6629Writes Marc Abela in today’s Mises Daily: 

As is the case with Canada and Sweden, Japan has succeeded in achieving a relatively decent economy despite the very invasive and massive burden imposed by the taxing authorities. Taxes are very high at all levels in Japan. The rate is 50 percent for inheritance and death taxes; corporate taxes hit 40 percent very rapidly for almost all businesses; any decent individual income will put you in the 40 percent bracket; and then you have municipal taxes, prefectural taxes, property, vehicle, liquor, tobacco, gasoline, and others taxes. The list is nearly endless. Numerous and cumbersome government regulations prevent new entries to industry and being able to compete with the archaic corporate mammoths known as “zaibatsu” (Mitsubishi, Mitsui, Sumitomo, Yasuda, and a few others) who control and own most of the industries, and make changes at a glacial pace.

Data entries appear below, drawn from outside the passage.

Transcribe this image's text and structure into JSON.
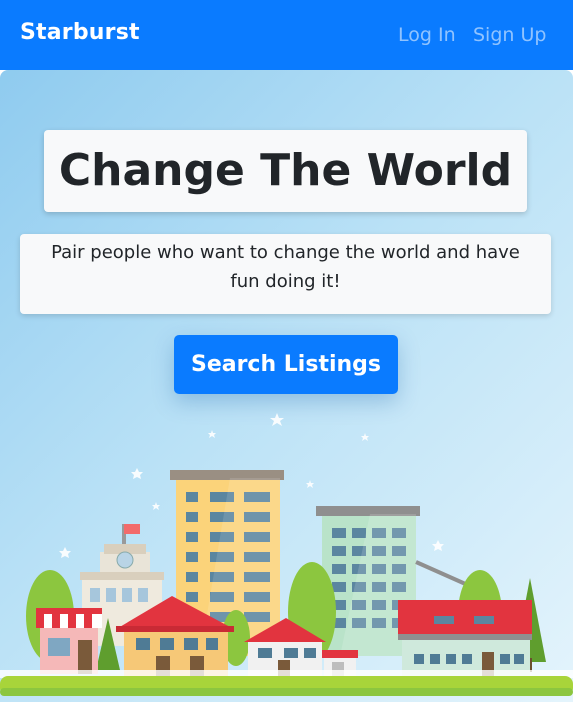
{
  "navbar": {
    "brand": "Starburst",
    "links": [
      {
        "label": "Log In"
      },
      {
        "label": "Sign Up"
      }
    ]
  },
  "hero": {
    "title": "Change The World",
    "subtitle": "Pair people who want to change the world and have fun doing it!",
    "cta_label": "Search Listings"
  },
  "colors": {
    "primary": "#0a7bff",
    "card_bg": "#f8f9fa",
    "text_dark": "#212529"
  },
  "illustration": {
    "icon": "city-skyline-illustration"
  }
}
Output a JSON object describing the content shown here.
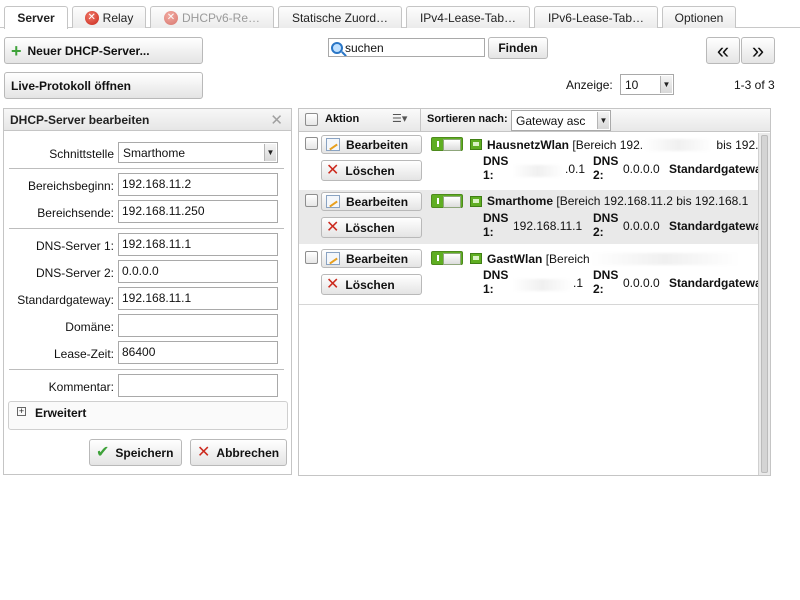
{
  "tabs": [
    {
      "label": "Server",
      "icon": null,
      "active": true,
      "disabled": false
    },
    {
      "label": "Relay",
      "icon": "error-icon",
      "active": false,
      "disabled": false
    },
    {
      "label": "DHCPv6-Re…",
      "icon": "error-icon",
      "active": false,
      "disabled": true
    },
    {
      "label": "Statische Zuord…",
      "icon": null,
      "active": false,
      "disabled": false
    },
    {
      "label": "IPv4-Lease-Tab…",
      "icon": null,
      "active": false,
      "disabled": false
    },
    {
      "label": "IPv6-Lease-Tab…",
      "icon": null,
      "active": false,
      "disabled": false
    },
    {
      "label": "Optionen",
      "icon": null,
      "active": false,
      "disabled": false
    }
  ],
  "toolbar": {
    "new_server_label": "Neuer DHCP-Server...",
    "live_log_label": "Live-Protokoll öffnen",
    "search_placeholder": "suchen",
    "search_button": "Finden",
    "prev_label": "«",
    "next_label": "»",
    "display_label": "Anzeige:",
    "display_value": "10",
    "range_label": "1-3 of 3"
  },
  "editor": {
    "title": "DHCP-Server bearbeiten",
    "fields": {
      "interface": {
        "label": "Schnittstelle",
        "value": "Smarthome"
      },
      "range_start": {
        "label": "Bereichsbeginn:",
        "value": "192.168.11.2"
      },
      "range_end": {
        "label": "Bereichsende:",
        "value": "192.168.11.250"
      },
      "dns1": {
        "label": "DNS-Server 1:",
        "value": "192.168.11.1"
      },
      "dns2": {
        "label": "DNS-Server 2:",
        "value": "0.0.0.0"
      },
      "gateway": {
        "label": "Standardgateway:",
        "value": "192.168.11.1"
      },
      "domain": {
        "label": "Domäne:",
        "value": ""
      },
      "lease": {
        "label": "Lease-Zeit:",
        "value": "86400"
      },
      "comment": {
        "label": "Kommentar:",
        "value": ""
      }
    },
    "advanced_label": "Erweitert",
    "advanced_toggle": "+",
    "save_label": "Speichern",
    "cancel_label": "Abbrechen"
  },
  "list": {
    "action_header": "Aktion",
    "sort_label": "Sortieren nach:",
    "sort_value": "Gateway asc",
    "edit_label": "Bearbeiten",
    "delete_label": "Löschen",
    "dns1_label_a": "DNS",
    "dns1_label_b": "1:",
    "dns2_label_a": "DNS",
    "dns2_label_b": "2:",
    "gateway_label": "Standardgateway",
    "rows": [
      {
        "name": "HausnetzWlan",
        "range": "[Bereich 192.",
        "range_tail": "bis 192.1",
        "dns1": ".0.1",
        "dns2": "0.0.0.0",
        "gateway": "Standardgatewa"
      },
      {
        "name": "Smarthome",
        "range": "[Bereich 192.168.11.2 bis 192.168.1",
        "range_tail": "",
        "dns1": "192.168.11.1",
        "dns2": "0.0.0.0",
        "gateway": "Standardgatewa"
      },
      {
        "name": "GastWlan",
        "range": "[Bereich",
        "range_tail": "",
        "dns1": ".1",
        "dns2": "0.0.0.0",
        "gateway": "Standardgatewa"
      }
    ]
  },
  "colors": {
    "accent_green": "#5fae22",
    "error_red": "#c9261a"
  }
}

In fact, since government regulations are so exceedingly high, it can be argued that most businesses and most industries are defacto “nationalized” and behave like state-owned enterprises.